What is even more depressing is the way in which the two main parties, the DUP and Sinn Fein, continually blame each other for a lack of progress, but people are not putting up with such arrogance.
We can see through these pretensions, and it does not take a political genius to understand that both sides are to blame. To claim otherwise is clearly to add insult to injury.
For many weeks now people on all sides have been pointing to the many extra problems caused by the deadlock at Stormont. The lack of decision-making is stalling any progress in dealing with the huge challenges in the NHS, education, infrastructure, heritage-related issues and in many other areas where movement badly needs to be made.
So, effectively, we are leaderless.
One example of individual frustration at the political impasse is that of the hotelier Bill Wolsey, who says he will not invest any more money here until Stormont provides some degree of stability to Northern Ireland. However, until now there have been no large-scale protests from voters on all sides who are sick and tired of our politicians sitting on their hands rather than sitting at Stormont.
People are entitled to ask why the population here is not demanding good government, which is a basic human right for everyone.
The politicians have been living in such a bubble, and getting away with it, that they may no longer want to face up to the reality that they are failing their people, and taking money which they have not earned.

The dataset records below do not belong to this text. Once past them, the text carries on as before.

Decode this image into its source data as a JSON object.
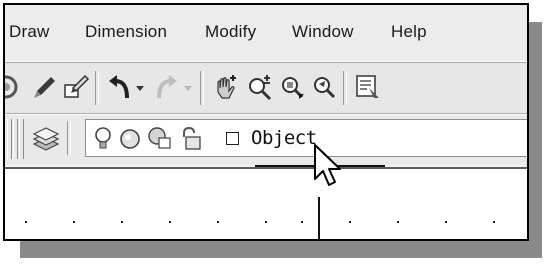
{
  "menubar": {
    "items": [
      "Draw",
      "Dimension",
      "Modify",
      "Window",
      "Help"
    ]
  },
  "toolbar": {
    "icons": [
      "partial-round-icon",
      "brush-icon",
      "match-properties-icon",
      "undo-icon",
      "undo-dropdown-icon",
      "redo-icon",
      "redo-dropdown-icon",
      "pan-realtime-icon",
      "zoom-realtime-icon",
      "zoom-window-icon",
      "zoom-previous-icon",
      "properties-icon"
    ]
  },
  "layers": {
    "current_layer": "Object",
    "icons": [
      "layers-icon",
      "lightbulb-icon",
      "sun-icon",
      "freeze-viewport-icon",
      "lock-icon",
      "color-swatch-icon"
    ]
  },
  "colors": {
    "background": "#f2f2f2",
    "frame_border": "#000000",
    "shadow": "#8a8a8a",
    "drawing_area": "#ffffff"
  }
}
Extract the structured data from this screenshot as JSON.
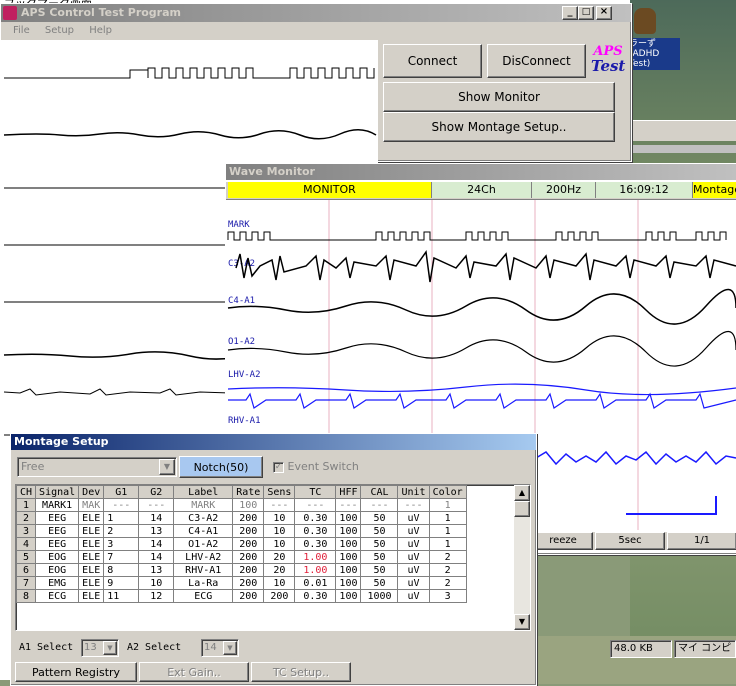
{
  "desktop": {
    "top_fragment": "ブックマーク画面",
    "icon_label_1": "ラーず(ADHD",
    "icon_label_2": "Test)",
    "status_size": "48.0 KB",
    "status_right": "マイ コンピ"
  },
  "main_window": {
    "title": "APS Control Test Program",
    "menu": [
      "File",
      "Setup",
      "Help"
    ],
    "connect_label": "Connect",
    "disconnect_label": "DisConnect",
    "logo_line1": "APS",
    "logo_line2": "Test",
    "show_monitor_label": "Show Monitor",
    "show_montage_label": "Show Montage Setup.."
  },
  "wave_monitor": {
    "title": "Wave Monitor",
    "header": {
      "mode": "MONITOR",
      "channels": "24Ch",
      "rate": "200Hz",
      "time": "16:09:12",
      "montage": "Montage"
    },
    "channel_labels": [
      "MARK",
      "C3-A2",
      "C4-A1",
      "O1-A2",
      "LHV-A2",
      "RHV-A1"
    ],
    "bottom": {
      "freeze": "reeze",
      "duration": "5sec",
      "page": "1/1"
    }
  },
  "montage_setup": {
    "title": "Montage Setup",
    "preset_value": "Free",
    "notch_label": "Notch(50)",
    "event_switch_label": "Event Switch",
    "columns": [
      "CH",
      "Signal",
      "Dev",
      "G1",
      "G2",
      "Label",
      "Rate",
      "Sens",
      "TC",
      "HFF",
      "CAL",
      "Unit",
      "Color"
    ],
    "rows": [
      [
        "1",
        "MARK1",
        "MAK",
        "---",
        "---",
        "MARK",
        "100",
        "---",
        "---",
        "---",
        "---",
        "---",
        "1"
      ],
      [
        "2",
        "EEG",
        "ELE",
        "1",
        "14",
        "C3-A2",
        "200",
        "10",
        "0.30",
        "100",
        "50",
        "uV",
        "1"
      ],
      [
        "3",
        "EEG",
        "ELE",
        "2",
        "13",
        "C4-A1",
        "200",
        "10",
        "0.30",
        "100",
        "50",
        "uV",
        "1"
      ],
      [
        "4",
        "EEG",
        "ELE",
        "3",
        "14",
        "O1-A2",
        "200",
        "10",
        "0.30",
        "100",
        "50",
        "uV",
        "1"
      ],
      [
        "5",
        "EOG",
        "ELE",
        "7",
        "14",
        "LHV-A2",
        "200",
        "20",
        "1.00",
        "100",
        "50",
        "uV",
        "2"
      ],
      [
        "6",
        "EOG",
        "ELE",
        "8",
        "13",
        "RHV-A1",
        "200",
        "20",
        "1.00",
        "100",
        "50",
        "uV",
        "2"
      ],
      [
        "7",
        "EMG",
        "ELE",
        "9",
        "10",
        "La-Ra",
        "200",
        "10",
        "0.01",
        "100",
        "50",
        "uV",
        "2"
      ],
      [
        "8",
        "ECG",
        "ELE",
        "11",
        "12",
        "ECG",
        "200",
        "200",
        "0.30",
        "100",
        "1000",
        "uV",
        "3"
      ]
    ],
    "a1_label": "A1 Select",
    "a1_value": "13",
    "a2_label": "A2 Select",
    "a2_value": "14",
    "pattern_registry_label": "Pattern Registry",
    "ext_gain_label": "Ext Gain..",
    "tc_setup_label": "TC Setup.."
  },
  "colors": {
    "active_title": "#0a246a",
    "inactive_title": "#808080",
    "monitor_yellow": "#ffff00",
    "header_green": "#d8ecd0",
    "notch_blue": "#a8c8f0",
    "eog_blue": "#1a1aff",
    "tc_red": "#e0203a"
  }
}
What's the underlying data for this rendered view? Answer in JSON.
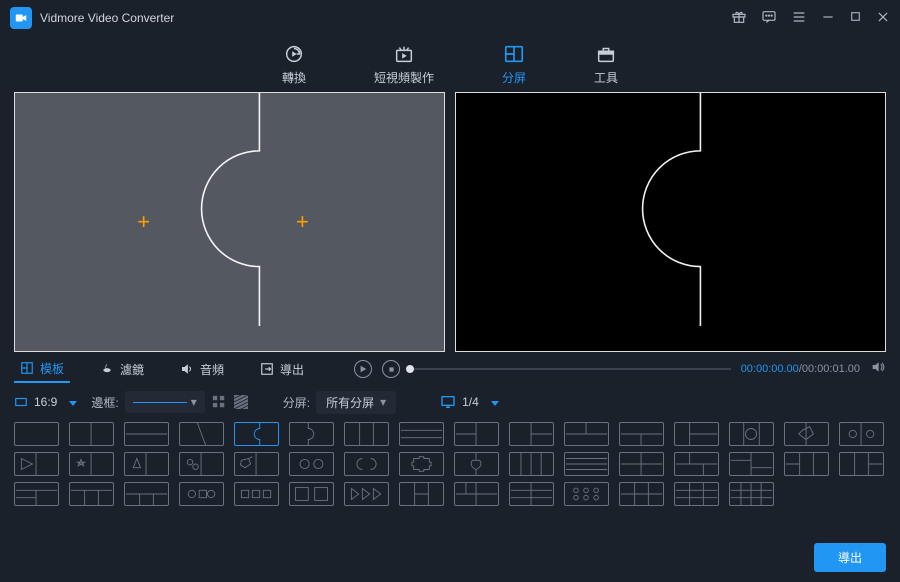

The situation is further complicated by the Brexit negotiations, and there is evidence that the main parties here do not wish to make any decisions until they know the outcome.
This is a dangerous policy that allows others to take advantage of a political vacuum.
Senator George Mitchell, one of the major architects of the Good Friday Agreement, warned of those dangers when he visited Northern Ireland last week.
So where do we go from here? We are now moving to the end of the summer holiday season when most people, from schoolchildren to professionals, commercial leaders and others, are literally getting back to business.
Is it too much to ask our politicians to do the same? The absence of an Assembly at Stormont is impacting on our lives in all sorts of ways, not least economically, where experts talk about a possible £230 million shortfall, which we can ill-afford.
We are now coming to a crucial phase in Brexit, with its enormous ramifications for all of us.
Therefore it is imperative that the Government tries to establish if there are any grounds for political progress here and, if so, there should be talks immediately.
If not, then there is a strong moral obligation on London to put in place new arrangements for the governance of Northern Ireland so that the welfare of all our people can be safeguarded.